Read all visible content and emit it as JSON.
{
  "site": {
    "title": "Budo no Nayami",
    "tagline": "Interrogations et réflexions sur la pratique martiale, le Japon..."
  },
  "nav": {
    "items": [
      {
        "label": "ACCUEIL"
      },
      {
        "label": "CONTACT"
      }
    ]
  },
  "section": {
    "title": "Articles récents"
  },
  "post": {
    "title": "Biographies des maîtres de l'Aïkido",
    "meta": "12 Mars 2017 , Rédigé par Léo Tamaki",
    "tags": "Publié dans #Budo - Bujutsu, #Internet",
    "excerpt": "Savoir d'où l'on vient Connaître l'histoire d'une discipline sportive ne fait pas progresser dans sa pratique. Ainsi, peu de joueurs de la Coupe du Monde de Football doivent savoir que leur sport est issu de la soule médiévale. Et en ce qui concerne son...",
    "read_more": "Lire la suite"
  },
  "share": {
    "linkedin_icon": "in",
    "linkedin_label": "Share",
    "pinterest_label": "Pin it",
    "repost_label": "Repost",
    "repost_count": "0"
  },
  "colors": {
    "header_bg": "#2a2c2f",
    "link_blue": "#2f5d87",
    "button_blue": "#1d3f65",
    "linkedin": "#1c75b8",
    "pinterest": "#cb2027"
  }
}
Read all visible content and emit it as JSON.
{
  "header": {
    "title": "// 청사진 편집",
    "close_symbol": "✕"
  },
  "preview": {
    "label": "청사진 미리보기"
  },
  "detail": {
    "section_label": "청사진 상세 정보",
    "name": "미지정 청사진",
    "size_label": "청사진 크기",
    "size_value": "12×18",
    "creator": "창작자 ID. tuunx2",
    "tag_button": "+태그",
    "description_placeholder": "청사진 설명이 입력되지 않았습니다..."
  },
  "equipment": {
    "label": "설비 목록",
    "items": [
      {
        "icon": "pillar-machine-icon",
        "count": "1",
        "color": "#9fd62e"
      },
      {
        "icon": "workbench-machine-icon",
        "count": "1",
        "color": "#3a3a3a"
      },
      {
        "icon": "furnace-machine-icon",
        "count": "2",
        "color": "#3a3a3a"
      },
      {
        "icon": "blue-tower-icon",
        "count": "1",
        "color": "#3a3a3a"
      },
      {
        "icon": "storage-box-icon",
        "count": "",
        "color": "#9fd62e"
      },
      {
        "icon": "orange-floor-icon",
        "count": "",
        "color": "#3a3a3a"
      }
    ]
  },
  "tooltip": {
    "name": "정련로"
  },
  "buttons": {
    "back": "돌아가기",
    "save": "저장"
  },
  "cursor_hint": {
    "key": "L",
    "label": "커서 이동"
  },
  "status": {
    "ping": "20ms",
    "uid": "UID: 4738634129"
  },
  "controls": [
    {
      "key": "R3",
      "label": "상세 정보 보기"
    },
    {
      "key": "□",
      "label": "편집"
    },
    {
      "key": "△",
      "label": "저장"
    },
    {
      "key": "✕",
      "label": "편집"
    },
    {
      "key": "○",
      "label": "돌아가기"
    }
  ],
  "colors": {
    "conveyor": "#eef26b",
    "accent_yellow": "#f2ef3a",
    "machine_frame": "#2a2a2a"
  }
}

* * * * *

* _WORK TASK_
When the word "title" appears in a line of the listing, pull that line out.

* _EXERCISE ANSWER_
    "title": "Budo no Nayami",
    "title": "Articles récents"
    "title": "Biographies des maîtres de l'Aïkido",
    "title": "// 청사진 편집",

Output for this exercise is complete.